Description of the task: State how many lines of the records contain the string "data". Give the number alone.

■ ■ ■ ■ ■ ■ ■

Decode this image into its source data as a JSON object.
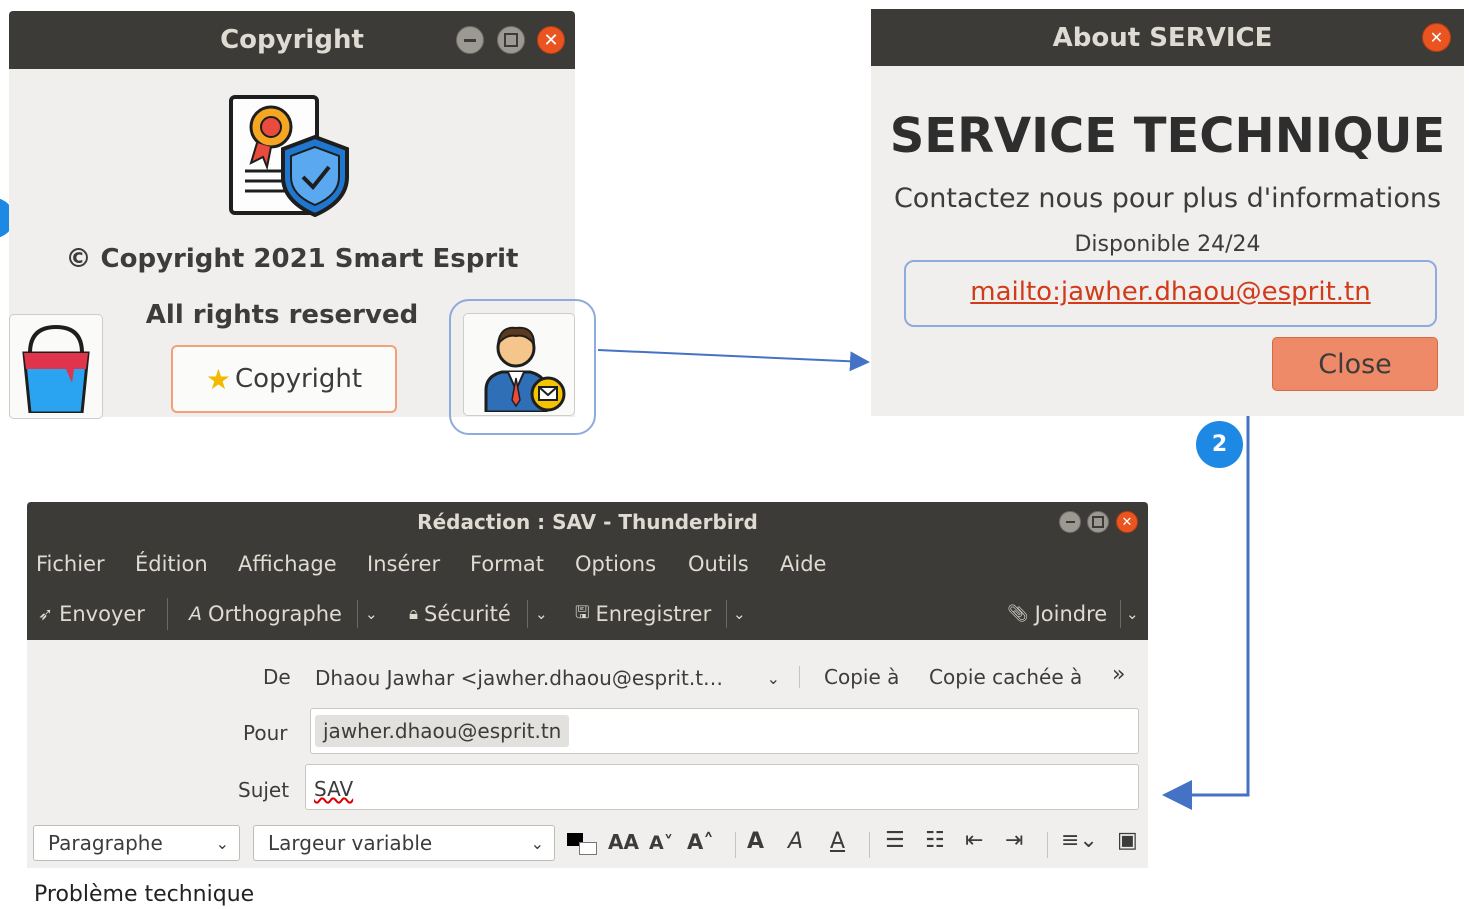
{
  "copyright_window": {
    "title": "Copyright",
    "copyright_line": "© Copyright 2021 Smart Esprit",
    "rights_line": "All rights reserved",
    "copyright_button_label": "Copyright"
  },
  "about_window": {
    "title": "About SERVICE",
    "heading": "SERVICE TECHNIQUE",
    "contact_text": "Contactez nous pour plus d'informations",
    "availability": "Disponible 24/24",
    "mail_link": "mailto:jawher.dhaou@esprit.tn",
    "close_label": "Close"
  },
  "step_badge": "2",
  "compose_window": {
    "title": "Rédaction : SAV - Thunderbird",
    "menu": [
      "Fichier",
      "Édition",
      "Affichage",
      "Insérer",
      "Format",
      "Options",
      "Outils",
      "Aide"
    ],
    "toolbar": {
      "send": "Envoyer",
      "spelling": "Orthographe",
      "security": "Sécurité",
      "save": "Enregistrer",
      "attach": "Joindre"
    },
    "header": {
      "from_label": "De",
      "from_value": "Dhaou Jawhar <jawher.dhaou@esprit.t…",
      "cc": "Copie à",
      "bcc": "Copie cachée à",
      "to_label": "Pour",
      "to_value": "jawher.dhaou@esprit.tn",
      "subject_label": "Sujet",
      "subject_value": "SAV"
    },
    "format_bar": {
      "paragraph_select": "Paragraphe",
      "font_select": "Largeur variable"
    },
    "body_text": "Problème technique"
  },
  "colors": {
    "titlebar": "#3c3b37",
    "window_bg": "#f1efed",
    "accent_orange": "#e95420",
    "annotation_blue": "#4472c4",
    "badge_blue": "#1e88e5"
  }
}
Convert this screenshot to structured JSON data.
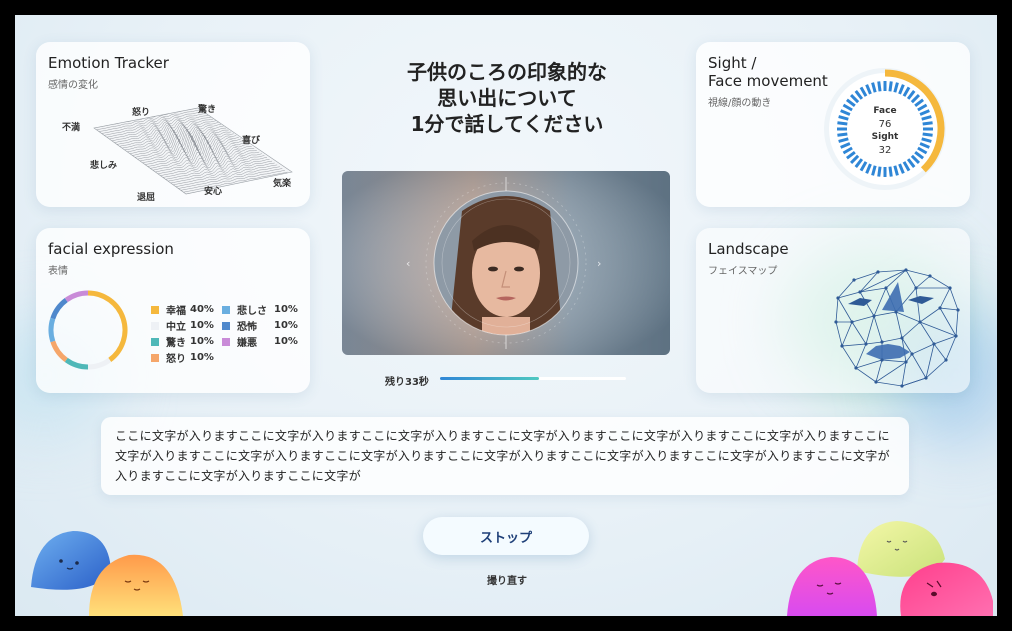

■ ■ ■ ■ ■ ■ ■

Answer area: 2